In Japan, we found "almost endless" reserves of rare earth elements
Japanese scientists have mapped huge reserves of rare earth elements in the deep mud. According to them, reserves are sufficient to ensure that the global demand for "almost infinite basis". Deposits found in the Japanese exclusive economic waters, contains more than 16 million tons of elements which are literally more valuable than gold in the manufacture of high-tech products, from mobile phones to electric vehicles.
The team from several universities, businesses and government agencies inspected the Western Pacific about Minamitorisima Island, Japan.
On the test site in the mineral-rich region, the survey found about 1, 2 million tons of deposits of rare earth oxides, according to a study conducted Yutariya Takayey, scientists from Waseda University, and Yasuhiro Kato of the University of Tokyo.
About 2500 square kilometers to the south of the Japanese islands must contain 16 million tonnes of valuable elements and "potentially supply the world with almost infinite basis", the study said.
Provisions in this area "have great potential as a major ore deposits of elements of modern society." Reserves of rare earth elements in the area is enough for hundreds of years, which is incredibly under conditions of severe shortage of rare earth elements. The team is now looking for effective methods of extraction and separation of the elements from the other in the mud. On the search for a solution will take up to five years. The world is now in a serious extent rely on rare earth elements in China - most of them supplies Beijing. However, exports of these products is very limited for diplomatic reasons. In 2010, for example, Japanese manufacturers faced with a serious shortage, as China has restricted the export of precious metals.
This happened after Japan arrested a Chinese trawler captain, who was involved in circumvention of the Japanese coastal forces near the Senkaku Islands, which China claims rights.

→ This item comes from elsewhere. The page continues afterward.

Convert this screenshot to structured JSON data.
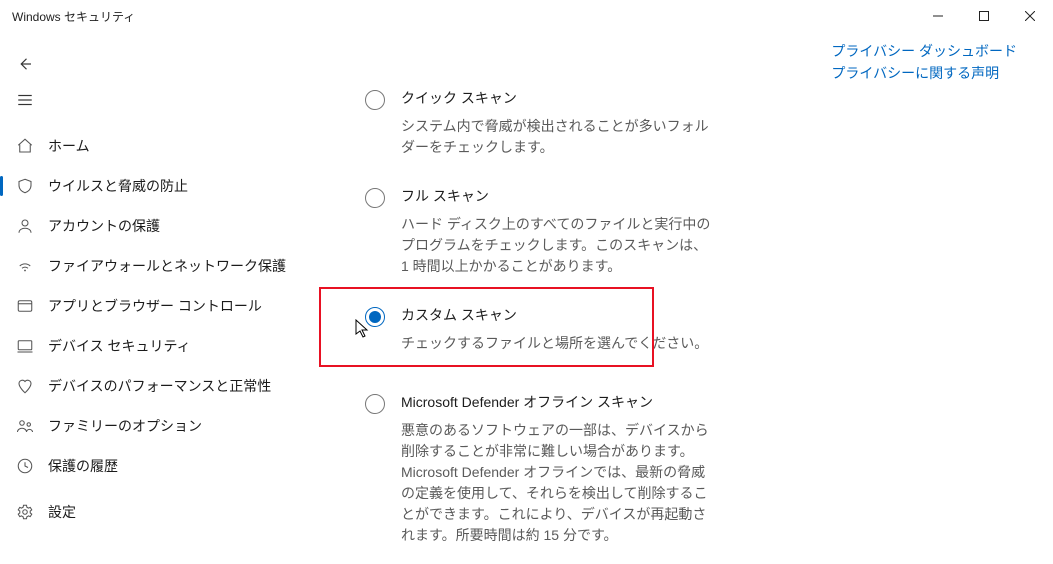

"A huge amount of resources and the efficiency of mineral processing is a strong indication that this new resource sludge of the rare earth elements can be used in the near future," the scientists say.